The Multistate Professional Responsibility Exam (MPRE®) is a 60 multiple choice question exam created by the National Conference of Bar Examiners (NCBE®). The MPRE assesses a student’s knowledge and understanding of the Model Rules of Professional Conduct and the ABA Model Code of Judicial Conduct. The exam is currently administered three times per year and is required for bar licensure in most jurisdictions. Generally, students will take the MPRE while they are still in law school, but it can be taken after graduation as well.

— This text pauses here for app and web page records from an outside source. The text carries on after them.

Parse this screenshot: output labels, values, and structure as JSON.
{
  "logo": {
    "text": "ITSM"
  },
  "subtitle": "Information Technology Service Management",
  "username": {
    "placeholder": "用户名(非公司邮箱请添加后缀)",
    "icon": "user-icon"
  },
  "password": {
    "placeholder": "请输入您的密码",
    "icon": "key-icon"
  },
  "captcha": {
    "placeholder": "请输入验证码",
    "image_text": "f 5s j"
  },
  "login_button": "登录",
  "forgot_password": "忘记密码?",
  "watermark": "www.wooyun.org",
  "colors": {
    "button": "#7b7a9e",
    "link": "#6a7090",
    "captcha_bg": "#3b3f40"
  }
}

Studying for the Multistate Professional Responsibility Exam is not always viewed as a top priority. Students are typically focused on their law school final exam preparation; are busy working on internship projects; or are recovering from their bar exam preparation. Thus, studying for the MPRE often takes a back seat. To additionally feed typical 3L procrastination, a common myth is that studying for the MPRE is not necessary, or can be done at the last minute.
While it is true that the MPRE is not as challenging as the bar exam, it is still a test that should be taken seriously. And, there are ways to study for the MPRE both efficiently and effectively so that all priorities can be met, including MPRE success.
One place to start is Kaplan’s Free MPRE Review course, but after you’ve enrolled over there, here are a few tips to help you prepare for the MPRE while balancing the demands of the final phases of your legal education journey.
One of the best study maxims we profess is to study smarter, not harder. And, one way to put that maxim into practice is to maximize your time and effort by focusing your studies on where you will gain the most points. There are a few ways to do this as you begin thinking about your MPRE study plan. And, planning ahead is always a great way to set yourself up for success on a standardized test.
First, the MPRE has several topic content areas that are more heavily-tested than other topics. Based on the data from the National Conference of Bar Examiners, the top three heavily-tested areas on the MPRE are:
- Conflicts of Interest
- Client Lawyer-Relationship, and
- Litigation/Other Forms of Advocacy.
These combined topic areas make up roughly half of the testable topics and points on the MPRE. Therefore, these are areas that you should spend more time studying and practicing. More time spent on the right content will lead to better results.
While it is true that the MPRE is not as challenging as the bar exam, it is still a test that should be taken seriously.
Next, most of the legal content tested on the MPRE is not overly difficult; instead, it is intuitive and often rather straightforward. However, the content can feel dense with nuances presented in numerous rules.
A great way to acclimate yourself to the rules and their nuances is to actively read through the rules. Reading the rules will give you a high level overview and will provide you with a contextual understanding of the major themes.
It is also extremely helpful to read the “Comments” to the rules. The Comments expound on the rules by providing more clarity on their application, additional definitions, and even examples. The Comments are filled with helpful details that will make your test preparation experience more effective and efficient.
Lastly, studying for any type of exam is never a one-size-fits-all approach. Varying your studies will help you understand the content, memorize the content, and engage with it meaningfully so that you can accurately apply it. Substantial study time should focus on learning the substantive law presented in the Model Rules of Professional Conduct and the ABA Model Rules of Judicial Conduct; but, ample time should also be spent on practice questions. Completing practice questions will help you improve your general test-taking skills; understand where your weaknesses exist; and give you clarity on how the rules apply to various factual situations. Your Kaplan MPRE® QBank and Simulated Exams are great assets to help you accomplish both.
After you have spent time studying the rules and completing practice questions, take some time to reflect on your performance. Self-reflection on your progress is a great way to also ensure that you are studying efficiently.
Review your performance to look for trends, knowledge gaps, or test taking deficiencies. To improve your substantive knowledge, practice questions in your weaker topic areas that are heavily tested. To improve your general test-taking skills, practice in sets of questions to help improve your reading comprehension and time management.
While practice questions take time, this practice is one of the most valuable ways to prepare and improve. Check out another article from Kaplan on the MPRE, “WHAT IS THE MPRE AND HOW SHOULD I STUDY FOR IT?” and don’t forget to enroll in Kaplan’s free MPRE Review course (but you’ve already done that right?).
Best of luck on the MPRE!